(Data for analysis)
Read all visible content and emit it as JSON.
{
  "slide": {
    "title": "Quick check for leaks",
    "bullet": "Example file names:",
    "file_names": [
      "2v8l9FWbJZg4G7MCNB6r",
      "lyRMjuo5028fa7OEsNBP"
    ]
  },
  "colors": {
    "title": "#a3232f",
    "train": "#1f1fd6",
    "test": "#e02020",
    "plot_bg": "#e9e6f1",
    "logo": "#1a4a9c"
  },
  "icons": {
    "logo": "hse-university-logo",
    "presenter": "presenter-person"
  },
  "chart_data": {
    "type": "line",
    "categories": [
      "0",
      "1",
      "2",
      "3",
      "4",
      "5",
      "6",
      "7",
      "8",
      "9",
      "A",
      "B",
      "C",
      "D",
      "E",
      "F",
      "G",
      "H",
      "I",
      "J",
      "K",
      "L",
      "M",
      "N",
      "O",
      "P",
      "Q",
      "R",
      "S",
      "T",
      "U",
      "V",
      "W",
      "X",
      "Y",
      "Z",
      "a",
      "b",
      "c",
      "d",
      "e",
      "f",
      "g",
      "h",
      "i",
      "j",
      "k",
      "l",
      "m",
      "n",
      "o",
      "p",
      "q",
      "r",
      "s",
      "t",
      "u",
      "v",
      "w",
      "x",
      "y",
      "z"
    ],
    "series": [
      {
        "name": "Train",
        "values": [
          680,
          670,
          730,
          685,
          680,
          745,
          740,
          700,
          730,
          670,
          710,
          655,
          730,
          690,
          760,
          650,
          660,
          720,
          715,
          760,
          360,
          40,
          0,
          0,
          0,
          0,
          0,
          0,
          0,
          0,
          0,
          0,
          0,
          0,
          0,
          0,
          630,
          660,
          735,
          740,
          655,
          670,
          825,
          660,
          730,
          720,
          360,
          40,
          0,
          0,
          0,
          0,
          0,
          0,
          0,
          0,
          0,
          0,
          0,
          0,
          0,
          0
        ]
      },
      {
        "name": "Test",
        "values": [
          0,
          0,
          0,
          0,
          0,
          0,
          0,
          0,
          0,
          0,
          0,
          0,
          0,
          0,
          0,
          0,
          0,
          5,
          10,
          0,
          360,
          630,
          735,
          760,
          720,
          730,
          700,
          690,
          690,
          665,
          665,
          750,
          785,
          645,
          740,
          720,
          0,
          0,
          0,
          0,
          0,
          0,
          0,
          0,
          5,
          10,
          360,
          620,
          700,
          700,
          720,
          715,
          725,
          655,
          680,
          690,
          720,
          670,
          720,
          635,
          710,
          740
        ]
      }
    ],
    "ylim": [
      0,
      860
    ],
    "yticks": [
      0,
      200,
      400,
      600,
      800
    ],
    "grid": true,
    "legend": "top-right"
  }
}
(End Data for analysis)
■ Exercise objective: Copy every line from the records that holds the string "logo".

■ Finished exercise:
    "logo": "#1a4a9c"
    "logo": "hse-university-logo",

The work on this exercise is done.